2. Logan Lucky:  Two brothers (Channing Tatum and Adam Driver) team up with a group of ne'er-do-wells to rob a racetrack.  I didn't like it quite as much as I thought I would, considering how terrific the reviews were, but it had some funny scenes.

3. The Villainess*:  In this Korean movie, a woman trained as an elite assassin decides to take revenge on the people responsible for her father's death.  A few scenes drag on a bit, but they're more than redeemed by some really exciting action.  There's a scene near the end that had me nearly delirious with joy.  Definitely worth checking out if you love kick-ass heroines.

Side note #1: The opening scene was done in first person, which made me nervous since that tends to make me nauseated and/or give me a migraine.  But fear not if you're similarly afflicted; that's the only scene shot like that.  (If you happen to enjoy first person action and aren't made sick by it, I'd recommend Hardcore Henry, which G-Vo loved.  I, of course, was unable to partake.)

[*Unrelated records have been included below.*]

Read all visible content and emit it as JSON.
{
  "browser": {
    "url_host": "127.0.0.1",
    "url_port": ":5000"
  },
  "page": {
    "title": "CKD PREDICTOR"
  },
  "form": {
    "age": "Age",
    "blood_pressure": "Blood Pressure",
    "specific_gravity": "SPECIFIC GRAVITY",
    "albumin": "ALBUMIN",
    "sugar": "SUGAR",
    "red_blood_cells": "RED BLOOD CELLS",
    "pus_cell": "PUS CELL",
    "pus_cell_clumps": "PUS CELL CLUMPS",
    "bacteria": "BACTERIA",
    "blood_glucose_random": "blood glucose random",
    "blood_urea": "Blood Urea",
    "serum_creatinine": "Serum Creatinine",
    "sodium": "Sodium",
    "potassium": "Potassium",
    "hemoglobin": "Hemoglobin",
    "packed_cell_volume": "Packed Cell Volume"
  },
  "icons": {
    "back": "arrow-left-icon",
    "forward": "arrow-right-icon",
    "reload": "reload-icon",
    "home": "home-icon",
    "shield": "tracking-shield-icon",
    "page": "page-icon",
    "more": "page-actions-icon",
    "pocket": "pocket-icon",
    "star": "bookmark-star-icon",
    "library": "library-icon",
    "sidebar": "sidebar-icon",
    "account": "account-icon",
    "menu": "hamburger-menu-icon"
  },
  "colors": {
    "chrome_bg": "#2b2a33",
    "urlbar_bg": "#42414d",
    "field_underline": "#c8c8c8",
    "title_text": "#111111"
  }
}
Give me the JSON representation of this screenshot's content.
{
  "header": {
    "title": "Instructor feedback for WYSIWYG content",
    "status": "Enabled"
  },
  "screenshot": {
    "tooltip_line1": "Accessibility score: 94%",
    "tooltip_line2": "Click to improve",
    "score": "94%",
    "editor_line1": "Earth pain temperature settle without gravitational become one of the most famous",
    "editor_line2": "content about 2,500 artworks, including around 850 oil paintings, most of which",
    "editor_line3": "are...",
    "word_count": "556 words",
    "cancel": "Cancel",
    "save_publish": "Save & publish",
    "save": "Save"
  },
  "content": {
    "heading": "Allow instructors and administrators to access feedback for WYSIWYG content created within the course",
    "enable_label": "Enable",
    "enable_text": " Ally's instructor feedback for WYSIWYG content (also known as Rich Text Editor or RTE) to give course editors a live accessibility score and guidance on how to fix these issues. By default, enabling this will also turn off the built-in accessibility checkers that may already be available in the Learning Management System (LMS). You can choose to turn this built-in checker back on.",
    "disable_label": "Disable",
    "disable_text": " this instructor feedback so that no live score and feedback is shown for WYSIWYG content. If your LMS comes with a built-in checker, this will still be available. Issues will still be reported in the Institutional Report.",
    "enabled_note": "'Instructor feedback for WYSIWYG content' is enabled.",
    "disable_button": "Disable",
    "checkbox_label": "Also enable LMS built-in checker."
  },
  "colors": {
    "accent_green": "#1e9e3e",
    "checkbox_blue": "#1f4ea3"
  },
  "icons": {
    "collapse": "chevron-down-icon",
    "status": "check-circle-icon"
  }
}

Side note #2: If you're not a fan of reading subtitles, the dubbing is actually tolerable.  (Well, with the exception of a little girl who was obviously dubbed by an adult, which made her sound like a possessed doll.  Fortunately, she doesn't talk much.)

4. Lady Bird*:  The title character is actually named Christine, but she's renamed herself Lady Bird in an effort to stand out.  She lives in Sacramento with her family, but she wants nothing more than to break away and move to New York City.  A wonderfully true look at the love/hate relationship between mothers and daughters, with exceptional performances by Saoirse Ronan as Lady Bird and Laurie Metcalf as her harried mother.

5. Ingrid Goes West:  Ingrid (Aubrey Plaza) is a disturbed young woman who becomes obsessed with an Instagram star named Taylor (Elizabeth Olsen).  Ingrid uses her inheritance to move to California and "accidentally" bump into her idol.  This was billed as a dark comedy, but it wasn't very funny. Good performances, but it mostly just made me cringe.

6. Star Wars: The Last Jedi:  No recap since I don't want to spoil anything for anybody, plus if you have any interest in seeing this, you probably already have.  I have to be honest and say I thought it was disappointing; it felt really flat to me.  And lest you think the opinion of a casual SW fan doesn't count for much: I saw it with two lifelong SW fanboys and they didn't much care for it either.  Hopefully the next one is better.

7. Kingsman: The Golden Circle*:  The title organization teams up with a spy agency in the US to take down a perky drug lord named Poppy (Julianne Moore).  Lots of really fun action; I liked it more than the first one.

Side note:  This movie and Logan Lucky both feature Channing Tatum and the John Denver song "Country Roads", which is kind of weird.

8. Better Watch Out*:  A normal babysitting gig turns into a nightmare for Ashley when she becomes the victim of a home invasion and must defend the boy she's watching.  Absolutely not for everyone, but if you like your humor pitch black and don't mind some extremely twisted shit, you'll enjoy it.

9. Atomic Blonde:  In the middle of the Cold War, an MI6 agent (Charlize Theron) is sent to Berlin to retrieve a list of double agents.  A 3 star movie with a 4 star soundtrack and a 5 star fight scene.

10. Mother!*:  A young woman (Jennifer Lawrence) and her much older husband (Javier Bardem) find their lives upended by unexpected guests.  After #6 above, this was probably the most polarizing movie of the year.  I thought the allegory was a bit heavy-handed, and parts of it are extremely disturbing, but I wound up giving it a star because it did affect me and Jennifer Lawrence is really good.

11. Miss Peregrine's Home for Peculiar Children:  After his grandfather dies, Jake discovers the titular home and tries to help the residents escape from a sinister threat.  Visually creative and better than expected.

TOTAL SEEN IN 2017:  90 (2016 total 103)